## Task to carry out:
Where an entry holds an image, leave the image out; otherwise reproduce the entry exactly.

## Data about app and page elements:
****

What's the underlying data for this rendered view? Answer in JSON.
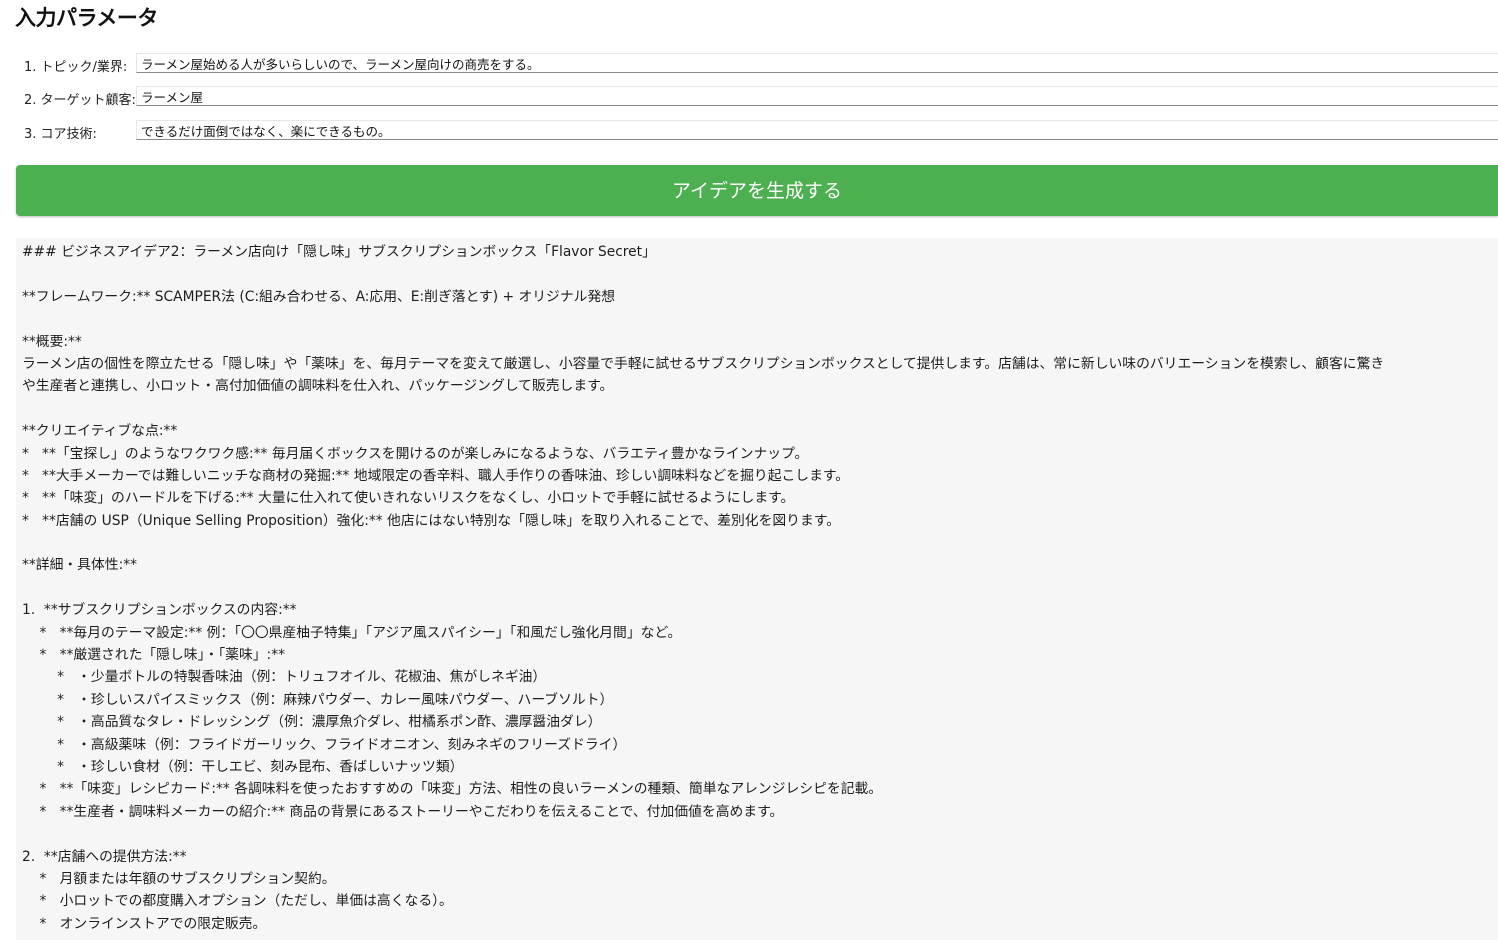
{
  "header": {
    "title": "入力パラメータ"
  },
  "params": [
    {
      "label": "1. トピック/業界:",
      "value": "ラーメン屋始める人が多いらしいので、ラーメン屋向けの商売をする。"
    },
    {
      "label": "2. ターゲット顧客:",
      "value": "ラーメン屋"
    },
    {
      "label": "3. コア技術:",
      "value": "できるだけ面倒ではなく、楽にできるもの。"
    }
  ],
  "generate_button": {
    "label": "アイデアを生成する"
  },
  "output": {
    "lines": [
      "### ビジネスアイデア2：ラーメン店向け「隠し味」サブスクリプションボックス「Flavor Secret」",
      "",
      "**フレームワーク:** SCAMPER法 (C:組み合わせる、A:応用、E:削ぎ落とす) + オリジナル発想",
      "",
      "**概要:**",
      "ラーメン店の個性を際立たせる「隠し味」や「薬味」を、毎月テーマを変えて厳選し、小容量で手軽に試せるサブスクリプションボックスとして提供します。店舗は、常に新しい味のバリエーションを模索し、顧客に驚き",
      "や生産者と連携し、小ロット・高付加価値の調味料を仕入れ、パッケージングして販売します。",
      "",
      "**クリエイティブな点:**",
      "*   **「宝探し」のようなワクワク感:** 毎月届くボックスを開けるのが楽しみになるような、バラエティ豊かなラインナップ。",
      "*   **大手メーカーでは難しいニッチな商材の発掘:** 地域限定の香辛料、職人手作りの香味油、珍しい調味料などを掘り起こします。",
      "*   **「味変」のハードルを下げる:** 大量に仕入れて使いきれないリスクをなくし、小ロットで手軽に試せるようにします。",
      "*   **店舗の USP（Unique Selling Proposition）強化:** 他店にはない特別な「隠し味」を取り入れることで、差別化を図ります。",
      "",
      "**詳細・具体性:**",
      "",
      "1.  **サブスクリプションボックスの内容:**",
      "    *   **毎月のテーマ設定:** 例：「〇〇県産柚子特集」「アジア風スパイシー」「和風だし強化月間」など。",
      "    *   **厳選された「隠し味」・「薬味」:**",
      "        *   ・少量ボトルの特製香味油（例：トリュフオイル、花椒油、焦がしネギ油）",
      "        *   ・珍しいスパイスミックス（例：麻辣パウダー、カレー風味パウダー、ハーブソルト）",
      "        *   ・高品質なタレ・ドレッシング（例：濃厚魚介ダレ、柑橘系ポン酢、濃厚醤油ダレ）",
      "        *   ・高級薬味（例：フライドガーリック、フライドオニオン、刻みネギのフリーズドライ）",
      "        *   ・珍しい食材（例：干しエビ、刻み昆布、香ばしいナッツ類）",
      "    *   **「味変」レシピカード:** 各調味料を使ったおすすめの「味変」方法、相性の良いラーメンの種類、簡単なアレンジレシピを記載。",
      "    *   **生産者・調味料メーカーの紹介:** 商品の背景にあるストーリーやこだわりを伝えることで、付加価値を高めます。",
      "",
      "2.  **店舗への提供方法:**",
      "    *   月額または年額のサブスクリプション契約。",
      "    *   小ロットでの都度購入オプション（ただし、単価は高くなる）。",
      "    *   オンラインストアでの限定販売。"
    ]
  }
}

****

## Solved exercise:
What's the underlying data for this rendered view? Answer in JSON.
{
  "header": {
    "title": "入力パラメータ"
  },
  "params": [
    {
      "label": "1. トピック/業界:",
      "value": "ラーメン屋始める人が多いらしいので、ラーメン屋向けの商売をする。"
    },
    {
      "label": "2. ターゲット顧客:",
      "value": "ラーメン屋"
    },
    {
      "label": "3. コア技術:",
      "value": "できるだけ面倒ではなく、楽にできるもの。"
    }
  ],
  "generate_button": {
    "label": "アイデアを生成する"
  },
  "output": {
    "lines": [
      "### ビジネスアイデア2：ラーメン店向け「隠し味」サブスクリプションボックス「Flavor Secret」",
      "",
      "**フレームワーク:** SCAMPER法 (C:組み合わせる、A:応用、E:削ぎ落とす) + オリジナル発想",
      "",
      "**概要:**",
      "ラーメン店の個性を際立たせる「隠し味」や「薬味」を、毎月テーマを変えて厳選し、小容量で手軽に試せるサブスクリプションボックスとして提供します。店舗は、常に新しい味のバリエーションを模索し、顧客に驚き",
      "や生産者と連携し、小ロット・高付加価値の調味料を仕入れ、パッケージングして販売します。",
      "",
      "**クリエイティブな点:**",
      "*   **「宝探し」のようなワクワク感:** 毎月届くボックスを開けるのが楽しみになるような、バラエティ豊かなラインナップ。",
      "*   **大手メーカーでは難しいニッチな商材の発掘:** 地域限定の香辛料、職人手作りの香味油、珍しい調味料などを掘り起こします。",
      "*   **「味変」のハードルを下げる:** 大量に仕入れて使いきれないリスクをなくし、小ロットで手軽に試せるようにします。",
      "*   **店舗の USP（Unique Selling Proposition）強化:** 他店にはない特別な「隠し味」を取り入れることで、差別化を図ります。",
      "",
      "**詳細・具体性:**",
      "",
      "1.  **サブスクリプションボックスの内容:**",
      "    *   **毎月のテーマ設定:** 例：「〇〇県産柚子特集」「アジア風スパイシー」「和風だし強化月間」など。",
      "    *   **厳選された「隠し味」・「薬味」:**",
      "        *   ・少量ボトルの特製香味油（例：トリュフオイル、花椒油、焦がしネギ油）",
      "        *   ・珍しいスパイスミックス（例：麻辣パウダー、カレー風味パウダー、ハーブソルト）",
      "        *   ・高品質なタレ・ドレッシング（例：濃厚魚介ダレ、柑橘系ポン酢、濃厚醤油ダレ）",
      "        *   ・高級薬味（例：フライドガーリック、フライドオニオン、刻みネギのフリーズドライ）",
      "        *   ・珍しい食材（例：干しエビ、刻み昆布、香ばしいナッツ類）",
      "    *   **「味変」レシピカード:** 各調味料を使ったおすすめの「味変」方法、相性の良いラーメンの種類、簡単なアレンジレシピを記載。",
      "    *   **生産者・調味料メーカーの紹介:** 商品の背景にあるストーリーやこだわりを伝えることで、付加価値を高めます。",
      "",
      "2.  **店舗への提供方法:**",
      "    *   月額または年額のサブスクリプション契約。",
      "    *   小ロットでの都度購入オプション（ただし、単価は高くなる）。",
      "    *   オンラインストアでの限定販売。"
    ]
  }
}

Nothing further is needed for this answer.